Segment Open
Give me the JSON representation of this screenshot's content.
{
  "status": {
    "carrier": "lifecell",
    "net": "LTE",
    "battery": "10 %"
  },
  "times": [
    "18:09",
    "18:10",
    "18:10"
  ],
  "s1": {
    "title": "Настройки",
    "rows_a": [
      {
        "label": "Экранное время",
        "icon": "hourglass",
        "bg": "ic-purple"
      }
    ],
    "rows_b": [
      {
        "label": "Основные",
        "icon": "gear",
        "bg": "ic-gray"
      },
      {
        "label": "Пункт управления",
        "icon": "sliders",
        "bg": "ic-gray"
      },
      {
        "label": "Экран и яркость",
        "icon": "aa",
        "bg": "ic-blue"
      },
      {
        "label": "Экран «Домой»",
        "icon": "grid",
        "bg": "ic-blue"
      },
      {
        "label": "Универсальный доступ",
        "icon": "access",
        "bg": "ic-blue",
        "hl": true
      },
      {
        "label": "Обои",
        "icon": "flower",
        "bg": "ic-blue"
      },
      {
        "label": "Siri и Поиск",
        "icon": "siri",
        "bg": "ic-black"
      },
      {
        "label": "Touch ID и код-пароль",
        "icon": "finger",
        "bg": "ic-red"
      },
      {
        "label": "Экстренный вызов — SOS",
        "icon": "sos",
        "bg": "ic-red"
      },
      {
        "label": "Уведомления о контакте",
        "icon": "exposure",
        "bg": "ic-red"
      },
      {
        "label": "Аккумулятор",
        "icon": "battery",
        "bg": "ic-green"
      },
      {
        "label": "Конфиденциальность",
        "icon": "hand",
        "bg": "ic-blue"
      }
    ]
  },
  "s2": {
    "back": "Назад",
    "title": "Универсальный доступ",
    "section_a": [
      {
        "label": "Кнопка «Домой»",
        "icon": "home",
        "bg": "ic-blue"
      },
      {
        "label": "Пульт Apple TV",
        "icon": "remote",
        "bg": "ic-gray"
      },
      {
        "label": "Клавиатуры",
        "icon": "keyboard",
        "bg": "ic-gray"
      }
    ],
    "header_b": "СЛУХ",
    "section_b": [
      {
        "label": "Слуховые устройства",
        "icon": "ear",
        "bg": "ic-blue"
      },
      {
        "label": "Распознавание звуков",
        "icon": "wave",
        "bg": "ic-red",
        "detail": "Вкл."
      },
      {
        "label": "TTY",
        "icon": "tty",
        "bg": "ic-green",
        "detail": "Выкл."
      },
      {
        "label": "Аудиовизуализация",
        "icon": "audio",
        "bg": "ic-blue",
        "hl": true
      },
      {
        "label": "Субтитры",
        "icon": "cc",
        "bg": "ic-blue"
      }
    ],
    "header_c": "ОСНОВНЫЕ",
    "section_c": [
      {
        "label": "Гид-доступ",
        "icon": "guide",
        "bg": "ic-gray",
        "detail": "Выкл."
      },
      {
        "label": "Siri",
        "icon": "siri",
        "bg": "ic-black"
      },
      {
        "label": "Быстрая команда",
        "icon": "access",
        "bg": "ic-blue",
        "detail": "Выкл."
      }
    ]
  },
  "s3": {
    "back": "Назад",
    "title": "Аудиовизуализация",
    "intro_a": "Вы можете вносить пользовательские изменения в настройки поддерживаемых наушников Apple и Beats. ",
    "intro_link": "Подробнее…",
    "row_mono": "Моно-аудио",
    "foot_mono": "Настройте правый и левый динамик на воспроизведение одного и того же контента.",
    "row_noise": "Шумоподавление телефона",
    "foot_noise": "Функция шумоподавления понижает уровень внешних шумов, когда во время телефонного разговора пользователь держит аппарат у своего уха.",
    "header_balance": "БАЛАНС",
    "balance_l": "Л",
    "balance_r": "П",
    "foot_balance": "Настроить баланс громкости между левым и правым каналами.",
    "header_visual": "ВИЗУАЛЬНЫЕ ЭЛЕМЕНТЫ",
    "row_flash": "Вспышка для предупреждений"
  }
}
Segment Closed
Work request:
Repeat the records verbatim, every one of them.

Output of the exercise:
Give me the JSON representation of this screenshot's content.
{
  "status": {
    "carrier": "lifecell",
    "net": "LTE",
    "battery": "10 %"
  },
  "times": [
    "18:09",
    "18:10",
    "18:10"
  ],
  "s1": {
    "title": "Настройки",
    "rows_a": [
      {
        "label": "Экранное время",
        "icon": "hourglass",
        "bg": "ic-purple"
      }
    ],
    "rows_b": [
      {
        "label": "Основные",
        "icon": "gear",
        "bg": "ic-gray"
      },
      {
        "label": "Пункт управления",
        "icon": "sliders",
        "bg": "ic-gray"
      },
      {
        "label": "Экран и яркость",
        "icon": "aa",
        "bg": "ic-blue"
      },
      {
        "label": "Экран «Домой»",
        "icon": "grid",
        "bg": "ic-blue"
      },
      {
        "label": "Универсальный доступ",
        "icon": "access",
        "bg": "ic-blue",
        "hl": true
      },
      {
        "label": "Обои",
        "icon": "flower",
        "bg": "ic-blue"
      },
      {
        "label": "Siri и Поиск",
        "icon": "siri",
        "bg": "ic-black"
      },
      {
        "label": "Touch ID и код-пароль",
        "icon": "finger",
        "bg": "ic-red"
      },
      {
        "label": "Экстренный вызов — SOS",
        "icon": "sos",
        "bg": "ic-red"
      },
      {
        "label": "Уведомления о контакте",
        "icon": "exposure",
        "bg": "ic-red"
      },
      {
        "label": "Аккумулятор",
        "icon": "battery",
        "bg": "ic-green"
      },
      {
        "label": "Конфиденциальность",
        "icon": "hand",
        "bg": "ic-blue"
      }
    ]
  },
  "s2": {
    "back": "Назад",
    "title": "Универсальный доступ",
    "section_a": [
      {
        "label": "Кнопка «Домой»",
        "icon": "home",
        "bg": "ic-blue"
      },
      {
        "label": "Пульт Apple TV",
        "icon": "remote",
        "bg": "ic-gray"
      },
      {
        "label": "Клавиатуры",
        "icon": "keyboard",
        "bg": "ic-gray"
      }
    ],
    "header_b": "СЛУХ",
    "section_b": [
      {
        "label": "Слуховые устройства",
        "icon": "ear",
        "bg": "ic-blue"
      },
      {
        "label": "Распознавание звуков",
        "icon": "wave",
        "bg": "ic-red",
        "detail": "Вкл."
      },
      {
        "label": "TTY",
        "icon": "tty",
        "bg": "ic-green",
        "detail": "Выкл."
      },
      {
        "label": "Аудиовизуализация",
        "icon": "audio",
        "bg": "ic-blue",
        "hl": true
      },
      {
        "label": "Субтитры",
        "icon": "cc",
        "bg": "ic-blue"
      }
    ],
    "header_c": "ОСНОВНЫЕ",
    "section_c": [
      {
        "label": "Гид-доступ",
        "icon": "guide",
        "bg": "ic-gray",
        "detail": "Выкл."
      },
      {
        "label": "Siri",
        "icon": "siri",
        "bg": "ic-black"
      },
      {
        "label": "Быстрая команда",
        "icon": "access",
        "bg": "ic-blue",
        "detail": "Выкл."
      }
    ]
  },
  "s3": {
    "back": "Назад",
    "title": "Аудиовизуализация",
    "intro_a": "Вы можете вносить пользовательские изменения в настройки поддерживаемых наушников Apple и Beats. ",
    "intro_link": "Подробнее…",
    "row_mono": "Моно-аудио",
    "foot_mono": "Настройте правый и левый динамик на воспроизведение одного и того же контента.",
    "row_noise": "Шумоподавление телефона",
    "foot_noise": "Функция шумоподавления понижает уровень внешних шумов, когда во время телефонного разговора пользователь держит аппарат у своего уха.",
    "header_balance": "БАЛАНС",
    "balance_l": "Л",
    "balance_r": "П",
    "foot_balance": "Настроить баланс громкости между левым и правым каналами.",
    "header_visual": "ВИЗУАЛЬНЫЕ ЭЛЕМЕНТЫ",
    "row_flash": "Вспышка для предупреждений"
  }
}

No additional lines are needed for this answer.